cooperation. This council could supplement work of the Russia-NATO Council.
It would also serve to mollify Russia’s worries about expanding NATO into some countries that in the past were part of the Soviet Union. Conversely, it could help to dispel fears in Central Europe that intensifying Russia-US cooperation could
somehow sideline NATO as the main vehicle of Transatlantic cooperation.
Third, Russia could be eventually invited, initially as an observer, to join some of the existing initiatives, such the regular meetings of Central European presidents or meetings of the Visegrad group.
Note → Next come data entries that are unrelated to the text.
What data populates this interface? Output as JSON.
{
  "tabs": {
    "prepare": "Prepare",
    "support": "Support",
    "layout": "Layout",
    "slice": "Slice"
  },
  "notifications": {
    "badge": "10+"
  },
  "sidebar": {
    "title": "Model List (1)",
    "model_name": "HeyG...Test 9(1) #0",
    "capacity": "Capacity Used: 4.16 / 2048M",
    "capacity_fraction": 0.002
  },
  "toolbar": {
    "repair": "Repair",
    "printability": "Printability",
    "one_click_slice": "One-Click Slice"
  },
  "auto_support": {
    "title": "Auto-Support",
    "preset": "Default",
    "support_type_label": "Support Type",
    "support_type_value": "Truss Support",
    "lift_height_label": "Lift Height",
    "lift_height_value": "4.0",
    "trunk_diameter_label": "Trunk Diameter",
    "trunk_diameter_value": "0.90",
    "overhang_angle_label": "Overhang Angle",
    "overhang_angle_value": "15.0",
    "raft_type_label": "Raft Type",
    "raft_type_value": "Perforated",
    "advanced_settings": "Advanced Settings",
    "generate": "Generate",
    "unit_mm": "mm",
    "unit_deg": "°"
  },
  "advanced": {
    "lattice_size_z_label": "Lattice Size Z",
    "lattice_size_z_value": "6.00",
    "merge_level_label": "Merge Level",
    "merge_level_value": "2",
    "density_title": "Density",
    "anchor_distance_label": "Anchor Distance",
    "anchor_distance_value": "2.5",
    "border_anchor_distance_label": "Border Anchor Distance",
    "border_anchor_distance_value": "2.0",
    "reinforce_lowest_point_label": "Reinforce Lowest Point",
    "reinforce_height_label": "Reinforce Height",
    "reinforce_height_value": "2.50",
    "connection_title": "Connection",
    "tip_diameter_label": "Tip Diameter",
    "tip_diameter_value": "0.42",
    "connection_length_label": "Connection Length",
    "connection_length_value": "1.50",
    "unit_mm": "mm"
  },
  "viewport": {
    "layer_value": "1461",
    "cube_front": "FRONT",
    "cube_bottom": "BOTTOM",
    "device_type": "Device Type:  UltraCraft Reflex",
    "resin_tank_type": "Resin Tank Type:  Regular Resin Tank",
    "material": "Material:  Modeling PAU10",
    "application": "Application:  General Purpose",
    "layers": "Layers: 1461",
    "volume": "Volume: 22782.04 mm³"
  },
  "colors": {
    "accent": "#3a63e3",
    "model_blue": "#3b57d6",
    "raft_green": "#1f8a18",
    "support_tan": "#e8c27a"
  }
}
Central European nations could also play a more active role in promoting closer cooperation between Russia and the European Union.
In short, Central European leaders should use their new status of NATO members to promote closer ties with Russia in a number of areas. Given their extensive experiences with Russia, Central Europeans could play an effective role in integrating Russia more firmly into Transatlantic structures.
For that to happen, however, Russia itself needs to show that it no longer actively opposes the enlargement of NATO, including its expansion into the Baltics. It would be, after all, quite difficult to talk about integrating Russia into prominent Transatlantic organizations, such as NATO, if Russia continued seeing such organizations as a threat.
One moment that may define the attitudes of various Central European countries toward Russia for some time to come, is Russia’s attitude to what will happen at the NATO summit in Prague in November this year. Should NATO’s enlargement at the summit include the Baltic countries, much will depend on whether Russia will embrace such a development as a move that poses no threat to it or whether it will adopt a defensive, or even hostile, attitude. Russian President Vladimir Putin’s presence at the summit would not only show that Russia is serious about the prospects for the NATO-Russia Council and views its partnership with the Transatlantic community as important. Such an attitude would certainly help Central European countries to look at Russia with less suspicion.
Euro-Atlantic Integration and Russia after September 11, Moscow – 29. – 31. 5. 2002